_Work to be completed_
Make an exact copy of all the entries shown below.

_Data excerpts_
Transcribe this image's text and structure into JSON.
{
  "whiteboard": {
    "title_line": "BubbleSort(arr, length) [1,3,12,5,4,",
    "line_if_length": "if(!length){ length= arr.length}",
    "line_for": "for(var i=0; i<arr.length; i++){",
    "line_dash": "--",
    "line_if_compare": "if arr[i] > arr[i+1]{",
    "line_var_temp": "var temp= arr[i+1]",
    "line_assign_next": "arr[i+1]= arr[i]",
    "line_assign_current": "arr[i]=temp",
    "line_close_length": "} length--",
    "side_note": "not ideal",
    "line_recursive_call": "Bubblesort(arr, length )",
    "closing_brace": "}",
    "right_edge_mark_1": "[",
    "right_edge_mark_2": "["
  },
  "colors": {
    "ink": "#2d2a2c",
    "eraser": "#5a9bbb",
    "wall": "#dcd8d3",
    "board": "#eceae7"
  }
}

_Answer space_
Transcribe this image's text and structure into JSON.
{
  "whiteboard": {
    "title_line": "BubbleSort(arr, length) [1,3,12,5,4,",
    "line_if_length": "if(!length){ length= arr.length}",
    "line_for": "for(var i=0; i<arr.length; i++){",
    "line_dash": "--",
    "line_if_compare": "if arr[i] > arr[i+1]{",
    "line_var_temp": "var temp= arr[i+1]",
    "line_assign_next": "arr[i+1]= arr[i]",
    "line_assign_current": "arr[i]=temp",
    "line_close_length": "} length--",
    "side_note": "not ideal",
    "line_recursive_call": "Bubblesort(arr, length )",
    "closing_brace": "}",
    "right_edge_mark_1": "[",
    "right_edge_mark_2": "["
  },
  "colors": {
    "ink": "#2d2a2c",
    "eraser": "#5a9bbb",
    "wall": "#dcd8d3",
    "board": "#eceae7"
  }
}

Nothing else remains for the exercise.